  • Provide epidemiological analysis of Chagas-related information and data;
  • Support the expansion of the Olive View program into 3 other hospitals and 19 ambulatory centers, thereby formalizing the model of care;
  • Participate in and provide inputs for the definition of the most pertinent papers on Chagas that can be generated with available information collected from the program(s);
  • Evaluate the significance of research results and support the definition of appropriate actions to ensure that proper emphasis is given to critical issues that support scaling up efforts;
  • Provide support to operational research through (co-)writing of peer reviewed articles aimed at increasing awareness about Chagas disease and Chagas treatment access gaps in the U.S., documenting clinical outcomes of existing programs, influencing relevant policies in the U.S. related to Chagas treatment access, and enabling dramatic scale up of diagnosis and treatment in the U.S.

4.      Qualifications

  • Minimum of five years professional experience as an epidemiologist working in public health settings;
  • Education: Masters in Public Health or equivalent.
  • Language: Fluent written and spoken English and Spanish required.
  • Deep understanding of and commitment to global public health, medical innovation, scientific research, and access to medicines issues;
  • Experience with Chagas disease a plus;
  • Experience working internationally with a non-governmental organization or other non-profit organization preferred (ideally MSF or DNDi);
  • Excellent written and verbal communications skills and ability to work effectively in a partnership/network dynamic;
  • Independence, initiative, good judgment, energetic, strong interpersonal skills

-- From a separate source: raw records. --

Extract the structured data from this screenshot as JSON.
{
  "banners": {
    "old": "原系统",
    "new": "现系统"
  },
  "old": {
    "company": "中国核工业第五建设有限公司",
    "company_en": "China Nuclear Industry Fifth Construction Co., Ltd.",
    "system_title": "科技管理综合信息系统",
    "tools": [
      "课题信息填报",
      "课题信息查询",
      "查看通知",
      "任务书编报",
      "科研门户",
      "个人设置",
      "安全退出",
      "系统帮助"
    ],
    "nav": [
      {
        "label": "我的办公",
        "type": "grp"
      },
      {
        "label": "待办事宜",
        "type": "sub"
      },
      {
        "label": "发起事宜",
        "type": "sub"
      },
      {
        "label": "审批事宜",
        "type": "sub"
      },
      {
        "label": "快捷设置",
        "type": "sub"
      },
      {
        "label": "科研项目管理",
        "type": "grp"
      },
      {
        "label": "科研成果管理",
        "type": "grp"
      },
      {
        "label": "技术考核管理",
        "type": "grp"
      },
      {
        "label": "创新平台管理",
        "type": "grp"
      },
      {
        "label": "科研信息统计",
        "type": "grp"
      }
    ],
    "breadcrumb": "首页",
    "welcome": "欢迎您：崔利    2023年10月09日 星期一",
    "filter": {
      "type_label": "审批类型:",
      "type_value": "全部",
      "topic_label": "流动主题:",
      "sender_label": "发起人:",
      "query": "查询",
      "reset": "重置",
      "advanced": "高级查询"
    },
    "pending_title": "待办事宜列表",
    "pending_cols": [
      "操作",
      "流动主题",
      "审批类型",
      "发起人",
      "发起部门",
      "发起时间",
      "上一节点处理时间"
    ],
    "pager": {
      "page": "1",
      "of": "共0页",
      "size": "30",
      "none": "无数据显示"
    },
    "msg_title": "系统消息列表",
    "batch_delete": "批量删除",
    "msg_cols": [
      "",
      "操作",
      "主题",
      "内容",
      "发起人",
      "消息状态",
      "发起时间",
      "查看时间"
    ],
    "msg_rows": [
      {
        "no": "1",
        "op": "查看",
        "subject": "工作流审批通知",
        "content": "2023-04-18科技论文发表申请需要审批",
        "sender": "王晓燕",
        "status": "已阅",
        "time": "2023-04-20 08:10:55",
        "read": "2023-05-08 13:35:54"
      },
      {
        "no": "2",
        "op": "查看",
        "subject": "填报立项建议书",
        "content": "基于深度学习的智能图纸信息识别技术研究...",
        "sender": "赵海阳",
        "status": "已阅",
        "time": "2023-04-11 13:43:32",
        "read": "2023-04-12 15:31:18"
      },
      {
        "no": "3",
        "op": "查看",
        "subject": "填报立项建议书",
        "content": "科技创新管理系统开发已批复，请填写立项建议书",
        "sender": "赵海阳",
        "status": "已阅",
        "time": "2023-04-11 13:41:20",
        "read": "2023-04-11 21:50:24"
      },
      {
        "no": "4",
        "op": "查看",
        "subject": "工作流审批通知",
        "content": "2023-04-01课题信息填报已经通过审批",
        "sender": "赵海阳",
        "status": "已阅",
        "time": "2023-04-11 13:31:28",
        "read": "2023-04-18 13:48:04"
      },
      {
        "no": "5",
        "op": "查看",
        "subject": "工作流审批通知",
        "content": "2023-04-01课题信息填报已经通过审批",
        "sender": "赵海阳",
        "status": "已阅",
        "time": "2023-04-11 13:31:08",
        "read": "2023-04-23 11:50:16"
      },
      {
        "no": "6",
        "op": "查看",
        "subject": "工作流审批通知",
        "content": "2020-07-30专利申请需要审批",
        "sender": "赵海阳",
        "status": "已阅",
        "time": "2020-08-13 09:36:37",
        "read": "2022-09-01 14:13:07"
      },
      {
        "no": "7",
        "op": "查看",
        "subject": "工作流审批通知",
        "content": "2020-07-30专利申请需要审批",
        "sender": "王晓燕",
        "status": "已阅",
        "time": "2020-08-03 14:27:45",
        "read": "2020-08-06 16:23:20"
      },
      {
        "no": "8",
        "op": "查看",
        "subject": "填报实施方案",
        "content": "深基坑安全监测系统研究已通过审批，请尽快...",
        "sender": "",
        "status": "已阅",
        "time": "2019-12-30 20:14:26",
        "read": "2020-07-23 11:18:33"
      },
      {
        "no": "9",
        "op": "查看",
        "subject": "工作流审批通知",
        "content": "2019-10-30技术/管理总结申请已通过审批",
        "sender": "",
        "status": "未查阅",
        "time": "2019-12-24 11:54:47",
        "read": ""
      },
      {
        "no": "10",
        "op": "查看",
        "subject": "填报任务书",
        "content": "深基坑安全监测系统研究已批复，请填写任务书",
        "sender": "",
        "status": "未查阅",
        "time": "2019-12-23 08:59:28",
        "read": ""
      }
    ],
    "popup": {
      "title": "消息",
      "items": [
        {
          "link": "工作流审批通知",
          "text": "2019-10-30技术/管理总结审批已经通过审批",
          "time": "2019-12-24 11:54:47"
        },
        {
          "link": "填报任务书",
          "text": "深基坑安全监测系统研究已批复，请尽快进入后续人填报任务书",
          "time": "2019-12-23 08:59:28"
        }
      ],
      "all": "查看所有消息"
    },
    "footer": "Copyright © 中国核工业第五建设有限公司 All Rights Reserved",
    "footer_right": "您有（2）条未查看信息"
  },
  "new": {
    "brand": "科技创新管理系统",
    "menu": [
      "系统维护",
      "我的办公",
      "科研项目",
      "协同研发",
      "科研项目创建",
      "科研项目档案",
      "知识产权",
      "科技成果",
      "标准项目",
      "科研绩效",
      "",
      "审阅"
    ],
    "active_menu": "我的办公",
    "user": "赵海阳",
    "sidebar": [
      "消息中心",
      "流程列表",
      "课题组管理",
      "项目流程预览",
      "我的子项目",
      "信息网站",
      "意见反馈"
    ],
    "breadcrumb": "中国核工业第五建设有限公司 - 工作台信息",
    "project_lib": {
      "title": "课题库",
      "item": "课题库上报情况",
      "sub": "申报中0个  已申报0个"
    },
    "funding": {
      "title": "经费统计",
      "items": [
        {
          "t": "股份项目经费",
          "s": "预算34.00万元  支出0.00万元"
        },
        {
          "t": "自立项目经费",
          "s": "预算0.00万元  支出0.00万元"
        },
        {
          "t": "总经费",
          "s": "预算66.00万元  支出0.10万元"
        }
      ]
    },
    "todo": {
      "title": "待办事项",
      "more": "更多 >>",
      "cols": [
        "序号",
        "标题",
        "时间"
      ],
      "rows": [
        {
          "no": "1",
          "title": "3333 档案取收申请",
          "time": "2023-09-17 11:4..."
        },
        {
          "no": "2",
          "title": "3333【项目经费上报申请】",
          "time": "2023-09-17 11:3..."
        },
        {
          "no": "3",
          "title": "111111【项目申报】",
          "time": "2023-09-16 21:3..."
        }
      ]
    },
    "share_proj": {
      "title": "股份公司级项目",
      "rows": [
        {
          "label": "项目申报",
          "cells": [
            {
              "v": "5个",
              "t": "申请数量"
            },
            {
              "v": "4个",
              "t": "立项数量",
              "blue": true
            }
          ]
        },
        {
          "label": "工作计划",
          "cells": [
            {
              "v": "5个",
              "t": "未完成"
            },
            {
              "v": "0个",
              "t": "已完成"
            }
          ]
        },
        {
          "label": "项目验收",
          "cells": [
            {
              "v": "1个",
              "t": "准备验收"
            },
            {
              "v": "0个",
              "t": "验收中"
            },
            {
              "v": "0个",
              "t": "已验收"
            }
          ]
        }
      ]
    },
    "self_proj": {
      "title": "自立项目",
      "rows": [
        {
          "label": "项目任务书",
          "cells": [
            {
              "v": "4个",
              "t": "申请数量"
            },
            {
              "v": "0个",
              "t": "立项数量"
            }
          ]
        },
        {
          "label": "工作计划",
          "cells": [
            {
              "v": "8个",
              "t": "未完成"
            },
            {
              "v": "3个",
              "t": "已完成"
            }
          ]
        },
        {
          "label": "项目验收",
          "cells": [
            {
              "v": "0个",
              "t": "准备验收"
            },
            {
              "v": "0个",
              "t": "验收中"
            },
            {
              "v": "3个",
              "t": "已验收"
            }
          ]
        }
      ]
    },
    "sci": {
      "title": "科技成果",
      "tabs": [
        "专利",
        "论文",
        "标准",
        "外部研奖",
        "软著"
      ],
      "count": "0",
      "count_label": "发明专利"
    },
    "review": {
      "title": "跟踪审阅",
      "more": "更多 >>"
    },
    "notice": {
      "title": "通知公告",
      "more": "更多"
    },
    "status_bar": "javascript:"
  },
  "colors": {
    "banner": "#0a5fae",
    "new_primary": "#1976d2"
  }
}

 5.      Other

  • Start date: February 2016
  • 6-month fixed-term contract with the possibility of renewal beyond the initial term of employment; full-time; based in New York City and Los Angeles
  • Competitive compensation, commensurate with experience
  • Some travel required (between East and West Coast of the US, possibly to Latin America)
  • This is a shared position between MSF and DNDi to support the Chagas Disease Center of Excellence of the Olive View-UCLA Medical Center, therefore management and reporting will be shared between these three organizations

 

To apply, please email cover letter and CV/resume to:

Drugs for Neglected Diseases initiative, North America

Email: hrna@dndi.org

Attn: Chagas Epidemiologist

Deadline for applications: December 21, 2015